R.I.P, Mr McGoohan.
5 thoughts on “Free For All”
Well said. I only came to the Prisoner for the first time much later, but despite all its flaws and unevenness it’s a thing of genuine strangeness and creativity. Much like McGoohan himself!
Sad that he’s gone, but 80 is a good innings.
RIP Mr McGoohan
I could not have put it better, the show blew my mind when I was younger. Even if McGoohan was uncomfortable with people’s passion for the show, he’s in that rare category of being immortal because The Prisoner will for generations to come be re-discovered for the work of genius that it is.
And, how many actors have people going on pilgrimages to the filming location of their show…

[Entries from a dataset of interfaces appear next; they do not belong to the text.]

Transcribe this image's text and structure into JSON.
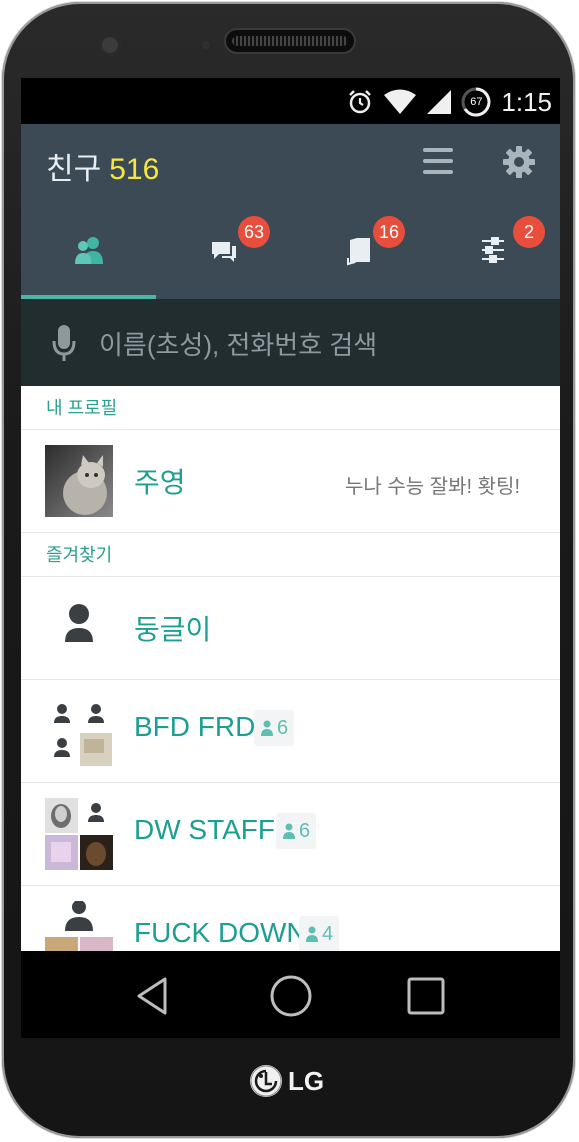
{
  "device": {
    "brand": "LG"
  },
  "status_bar": {
    "time": "1:15",
    "battery": "67",
    "icons": [
      "alarm-icon",
      "wifi-icon",
      "signal-icon",
      "battery-icon"
    ]
  },
  "header": {
    "title": "친구",
    "count": "516"
  },
  "tabs": [
    {
      "name": "friends",
      "icon": "friends-icon",
      "badge": null,
      "active": true
    },
    {
      "name": "chats",
      "icon": "chat-icon",
      "badge": "63"
    },
    {
      "name": "channel",
      "icon": "book-icon",
      "badge": "16"
    },
    {
      "name": "more",
      "icon": "sliders-icon",
      "badge": "2"
    }
  ],
  "search": {
    "placeholder": "이름(초성), 전화번호 검색"
  },
  "sections": {
    "my_profile": "내 프로필",
    "favorites": "즐겨찾기"
  },
  "my_profile": {
    "name": "주영",
    "status_message": "누나 수능 잘봐! 홧팅!"
  },
  "favorites": [
    {
      "name": "둥글이",
      "type": "person"
    },
    {
      "name": "BFD FRD",
      "type": "group",
      "members": "6"
    },
    {
      "name": "DW STAFF",
      "type": "group",
      "members": "6"
    },
    {
      "name": "FUCK DOWN",
      "type": "group",
      "members": "4"
    }
  ],
  "colors": {
    "header_bg": "#3c4a56",
    "accent": "#1c9f91",
    "badge": "#e84e3c",
    "count": "#f5e642",
    "search_bg": "#222d30"
  }
}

FanboyGeek Stu 😉
Cannot quite believe this.
I know he was advancing in years but I swear you forget how old these people actually are when they keep cropping up on the screen.
I was also saddened to hear that Ricardo Montalban has also died on the same day. http://uk.news.yahoo.com/18/20090114/ten-fantasy-island-boss-actor-ricardo-mo-c3b52a1.html
Yes, his passing was a nasty surprise, even if he was 80.
My view of The Prisoner is somewhat coloured by having spent so much of my time (and disposable income) at Portmeirion. Where, incidentally, they still show 2 episodes of the show at 6pm every evening on their private TV channel.
Indeed- the show and the location are kind of inseperable (which is one reason why it’s probably good that the upcoming TV ‘remake’ (which may be interesting, or may be crap – Ian McKellan as Number 2 and Jim Caviezel as Number 6 are certainly interesting choices) hasn’t been filmed there – otherwise, the identity of the original is just too strong).
I can understand your spending lots of disposable income there – I actually had my honeymoon there, and it was one of the happiest times in my life. I would love to go back, and at the indeterminate point in the future when I’m able to run a car, I think I will try and treat myself to a few days there, as it’s a wonderful spot, and staying in the Village itself was nothing short of magical (especially as we were there out of season – wandering around the place after Joe Public had gone home and the Village was virtually deserted was just wonderful). I will definitely return, and hopefully sooner rather than later.